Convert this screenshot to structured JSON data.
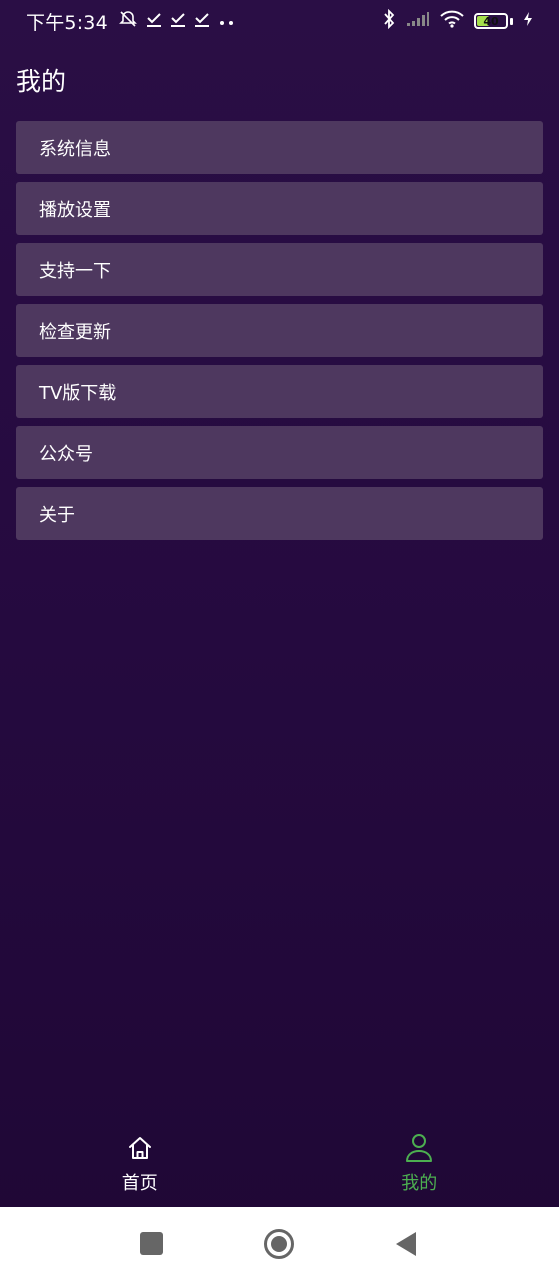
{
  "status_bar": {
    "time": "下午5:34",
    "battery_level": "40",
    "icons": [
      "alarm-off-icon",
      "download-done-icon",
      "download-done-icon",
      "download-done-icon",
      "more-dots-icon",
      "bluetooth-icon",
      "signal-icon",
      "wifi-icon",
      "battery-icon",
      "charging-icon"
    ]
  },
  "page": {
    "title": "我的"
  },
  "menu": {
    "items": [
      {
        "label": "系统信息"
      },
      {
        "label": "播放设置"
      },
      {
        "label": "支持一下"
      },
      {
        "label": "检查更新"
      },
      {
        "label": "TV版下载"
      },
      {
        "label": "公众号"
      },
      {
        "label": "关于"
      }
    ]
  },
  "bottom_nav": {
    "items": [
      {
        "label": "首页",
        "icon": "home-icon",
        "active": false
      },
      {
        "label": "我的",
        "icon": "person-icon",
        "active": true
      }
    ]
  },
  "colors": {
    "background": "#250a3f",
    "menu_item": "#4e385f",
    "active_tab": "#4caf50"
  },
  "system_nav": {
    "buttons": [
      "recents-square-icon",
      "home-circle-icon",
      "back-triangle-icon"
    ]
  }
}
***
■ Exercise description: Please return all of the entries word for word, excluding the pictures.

■ Answer section:
Convert this screenshot to structured JSON data.
{
  "status_bar": {
    "time": "下午5:34",
    "battery_level": "40",
    "icons": [
      "alarm-off-icon",
      "download-done-icon",
      "download-done-icon",
      "download-done-icon",
      "more-dots-icon",
      "bluetooth-icon",
      "signal-icon",
      "wifi-icon",
      "battery-icon",
      "charging-icon"
    ]
  },
  "page": {
    "title": "我的"
  },
  "menu": {
    "items": [
      {
        "label": "系统信息"
      },
      {
        "label": "播放设置"
      },
      {
        "label": "支持一下"
      },
      {
        "label": "检查更新"
      },
      {
        "label": "TV版下载"
      },
      {
        "label": "公众号"
      },
      {
        "label": "关于"
      }
    ]
  },
  "bottom_nav": {
    "items": [
      {
        "label": "首页",
        "icon": "home-icon",
        "active": false
      },
      {
        "label": "我的",
        "icon": "person-icon",
        "active": true
      }
    ]
  },
  "colors": {
    "background": "#250a3f",
    "menu_item": "#4e385f",
    "active_tab": "#4caf50"
  },
  "system_nav": {
    "buttons": [
      "recents-square-icon",
      "home-circle-icon",
      "back-triangle-icon"
    ]
  }
}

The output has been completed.